[[ Records for processing open ]]
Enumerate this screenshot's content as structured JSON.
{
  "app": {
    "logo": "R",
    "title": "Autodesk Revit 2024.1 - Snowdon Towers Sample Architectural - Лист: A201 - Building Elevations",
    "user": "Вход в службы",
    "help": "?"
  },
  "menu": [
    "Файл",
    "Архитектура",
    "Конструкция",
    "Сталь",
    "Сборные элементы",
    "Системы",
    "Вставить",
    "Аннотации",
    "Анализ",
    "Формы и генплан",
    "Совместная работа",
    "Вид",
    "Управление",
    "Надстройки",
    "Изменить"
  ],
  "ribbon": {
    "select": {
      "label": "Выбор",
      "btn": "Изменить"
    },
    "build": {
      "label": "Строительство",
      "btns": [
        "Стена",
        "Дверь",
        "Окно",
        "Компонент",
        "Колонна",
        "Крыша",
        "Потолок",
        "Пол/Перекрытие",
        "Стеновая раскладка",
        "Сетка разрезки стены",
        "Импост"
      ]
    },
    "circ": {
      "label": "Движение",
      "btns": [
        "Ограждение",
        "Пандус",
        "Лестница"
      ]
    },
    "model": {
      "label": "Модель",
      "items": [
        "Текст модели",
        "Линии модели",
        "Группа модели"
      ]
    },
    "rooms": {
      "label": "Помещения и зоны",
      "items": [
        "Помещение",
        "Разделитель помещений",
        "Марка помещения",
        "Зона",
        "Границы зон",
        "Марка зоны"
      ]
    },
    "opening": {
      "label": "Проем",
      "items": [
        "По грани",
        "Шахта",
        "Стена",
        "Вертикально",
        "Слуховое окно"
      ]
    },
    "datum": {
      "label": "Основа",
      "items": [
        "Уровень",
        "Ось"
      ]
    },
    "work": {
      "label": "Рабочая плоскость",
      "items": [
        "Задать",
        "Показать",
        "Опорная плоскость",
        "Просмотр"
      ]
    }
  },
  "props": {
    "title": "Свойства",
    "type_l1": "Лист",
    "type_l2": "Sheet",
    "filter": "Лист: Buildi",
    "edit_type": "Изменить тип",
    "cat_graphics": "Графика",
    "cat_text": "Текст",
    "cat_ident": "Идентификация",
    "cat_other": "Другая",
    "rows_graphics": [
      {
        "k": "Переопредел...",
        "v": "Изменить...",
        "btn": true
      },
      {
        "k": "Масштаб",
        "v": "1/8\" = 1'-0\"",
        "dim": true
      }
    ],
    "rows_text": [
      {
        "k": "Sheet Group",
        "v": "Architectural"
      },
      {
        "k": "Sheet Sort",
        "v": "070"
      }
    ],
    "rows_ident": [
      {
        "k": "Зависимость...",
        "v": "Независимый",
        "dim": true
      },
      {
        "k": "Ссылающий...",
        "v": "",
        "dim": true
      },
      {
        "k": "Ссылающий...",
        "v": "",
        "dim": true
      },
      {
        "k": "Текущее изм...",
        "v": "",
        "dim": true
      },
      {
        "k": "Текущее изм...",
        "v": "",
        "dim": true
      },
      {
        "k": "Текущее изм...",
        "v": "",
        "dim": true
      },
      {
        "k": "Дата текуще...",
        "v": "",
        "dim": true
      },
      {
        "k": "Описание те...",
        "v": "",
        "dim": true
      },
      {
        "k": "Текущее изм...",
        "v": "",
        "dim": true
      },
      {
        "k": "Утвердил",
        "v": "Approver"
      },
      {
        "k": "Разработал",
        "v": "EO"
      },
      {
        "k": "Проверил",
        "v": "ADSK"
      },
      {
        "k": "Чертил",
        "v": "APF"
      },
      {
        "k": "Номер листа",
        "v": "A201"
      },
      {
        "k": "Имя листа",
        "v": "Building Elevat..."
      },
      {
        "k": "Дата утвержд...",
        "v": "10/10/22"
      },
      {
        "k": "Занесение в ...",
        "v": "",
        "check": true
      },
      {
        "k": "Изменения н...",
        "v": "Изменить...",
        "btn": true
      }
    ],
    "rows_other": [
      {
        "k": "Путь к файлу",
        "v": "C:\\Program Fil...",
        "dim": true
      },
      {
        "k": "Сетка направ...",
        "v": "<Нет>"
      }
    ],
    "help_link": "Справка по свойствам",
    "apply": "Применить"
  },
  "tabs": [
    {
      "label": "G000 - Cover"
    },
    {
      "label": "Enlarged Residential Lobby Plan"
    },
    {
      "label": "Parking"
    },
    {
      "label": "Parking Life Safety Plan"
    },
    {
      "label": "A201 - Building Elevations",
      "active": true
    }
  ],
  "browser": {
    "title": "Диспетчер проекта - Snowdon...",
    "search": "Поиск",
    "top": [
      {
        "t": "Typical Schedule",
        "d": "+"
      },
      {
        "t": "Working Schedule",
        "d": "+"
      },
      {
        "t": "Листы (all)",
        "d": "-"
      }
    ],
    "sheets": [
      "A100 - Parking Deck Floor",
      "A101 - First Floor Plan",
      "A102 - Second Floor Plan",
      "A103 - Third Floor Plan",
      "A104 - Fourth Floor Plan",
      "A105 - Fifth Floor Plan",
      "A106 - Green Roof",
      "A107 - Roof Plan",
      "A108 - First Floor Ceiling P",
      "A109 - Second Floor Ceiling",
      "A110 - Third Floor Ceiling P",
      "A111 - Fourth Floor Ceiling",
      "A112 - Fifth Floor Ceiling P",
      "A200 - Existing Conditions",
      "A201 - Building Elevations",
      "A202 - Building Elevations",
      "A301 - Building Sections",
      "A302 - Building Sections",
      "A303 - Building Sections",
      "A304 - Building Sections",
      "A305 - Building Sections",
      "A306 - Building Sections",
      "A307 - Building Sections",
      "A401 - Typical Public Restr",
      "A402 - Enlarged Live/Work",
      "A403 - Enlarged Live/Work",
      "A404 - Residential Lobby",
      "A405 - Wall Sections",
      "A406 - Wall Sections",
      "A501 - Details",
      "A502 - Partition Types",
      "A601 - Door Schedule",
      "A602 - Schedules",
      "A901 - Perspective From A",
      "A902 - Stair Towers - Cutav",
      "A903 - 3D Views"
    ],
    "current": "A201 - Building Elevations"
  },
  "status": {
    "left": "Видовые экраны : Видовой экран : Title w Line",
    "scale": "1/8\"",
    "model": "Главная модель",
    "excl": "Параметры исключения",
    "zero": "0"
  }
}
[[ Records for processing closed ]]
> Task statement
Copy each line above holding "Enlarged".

> Solution for this problem
      "label": "Enlarged Residential Lobby Plan"
      "A402 - Enlarged Live/Work",
      "A403 - Enlarged Live/Work",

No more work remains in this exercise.